2017 10-08 SB Channel
Captain Eric and the crew of the Condor Express took a bold path and chose to not cross the Santa Barbara Channel. Current buoy data showed that island waters were rough and windy as we left Santa Barbara Harbor at 1000 am. Today’s heading was mostly west and stayed in waters deeper than 50 fathoms. We ended up a bit west of Platform Holly, but 6 or 7 miles offshore, at our farthest point.
As has been the case for the past week or more, long-beaked common dolphins were around us and the whales all day long. Groups were mostly spread out but with little clusters of a couple dozen. Our first encounter was with 150 dolphins 5 or 6 miles off the Hope Ranch area. Twenty minutes later a couple hundred additional dolphins found the Condor Express well offshore of More Mesa, and another bunch off Isla Vista.

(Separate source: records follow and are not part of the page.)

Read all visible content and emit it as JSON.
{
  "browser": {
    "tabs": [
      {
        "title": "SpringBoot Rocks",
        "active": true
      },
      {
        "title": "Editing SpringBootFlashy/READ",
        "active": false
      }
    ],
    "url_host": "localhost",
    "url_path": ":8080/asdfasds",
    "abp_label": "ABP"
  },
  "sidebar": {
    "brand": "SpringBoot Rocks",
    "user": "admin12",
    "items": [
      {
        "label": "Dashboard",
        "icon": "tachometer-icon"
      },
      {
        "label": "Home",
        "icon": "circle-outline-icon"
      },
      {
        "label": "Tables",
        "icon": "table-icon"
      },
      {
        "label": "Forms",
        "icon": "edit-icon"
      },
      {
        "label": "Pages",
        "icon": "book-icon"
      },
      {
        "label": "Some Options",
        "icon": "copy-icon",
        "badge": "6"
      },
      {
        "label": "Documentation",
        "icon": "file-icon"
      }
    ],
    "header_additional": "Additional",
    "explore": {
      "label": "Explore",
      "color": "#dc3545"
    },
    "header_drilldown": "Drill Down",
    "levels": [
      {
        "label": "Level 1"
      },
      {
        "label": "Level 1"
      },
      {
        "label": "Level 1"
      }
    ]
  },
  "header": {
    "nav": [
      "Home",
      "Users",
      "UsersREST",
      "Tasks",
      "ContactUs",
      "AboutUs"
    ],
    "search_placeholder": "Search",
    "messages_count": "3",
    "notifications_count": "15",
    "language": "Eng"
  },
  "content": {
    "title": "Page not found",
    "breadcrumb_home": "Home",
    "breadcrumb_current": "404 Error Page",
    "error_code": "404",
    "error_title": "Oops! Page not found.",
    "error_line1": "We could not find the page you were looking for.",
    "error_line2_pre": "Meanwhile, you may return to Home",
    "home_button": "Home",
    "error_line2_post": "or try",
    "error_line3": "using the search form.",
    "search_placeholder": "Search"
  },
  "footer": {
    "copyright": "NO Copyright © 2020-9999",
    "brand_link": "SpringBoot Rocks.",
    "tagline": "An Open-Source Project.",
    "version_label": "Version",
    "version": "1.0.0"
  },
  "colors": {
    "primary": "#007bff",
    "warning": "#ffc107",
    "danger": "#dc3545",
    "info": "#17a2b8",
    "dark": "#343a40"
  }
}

Around 1130am we were many miles south of Holly where at least 1000 more dolphins were active, and where the first humpback whale found us. It was small, probably a juvenile. Soon a large humpback came in, and then another, and finally a third whale. Seas were moderate and so was the wind. The whales appeared to be shy and meandered around the zone with their dolphin escorts. There were plenty of little calves among the dolphins.
At 100 pm we thought we saw a western gull picking at a surface sunfish, Mola mola, but it turned out to be a degraded Mylar balloon which Steve picked-up after Eric put him in position.
The last sighting of the day was quite dramatic. By now the seas had subsided and the winds diminished a bit. We got into an area with 4 additional humpback whales, three large and one small. This area was located as Eric steered towards a distant breach. During the next hour the four whales came together, split up, and then congregated once again. One whale spent about a minute kelping, until its pals moved away and left it. Another whale threw its tail a few times.
Totals for the trip included: 8+ humpback whales, 2000 long-beaked common dolphins, 400 California sea lions and 1 Mylar balloon.
You never know what Mother Nature has in store.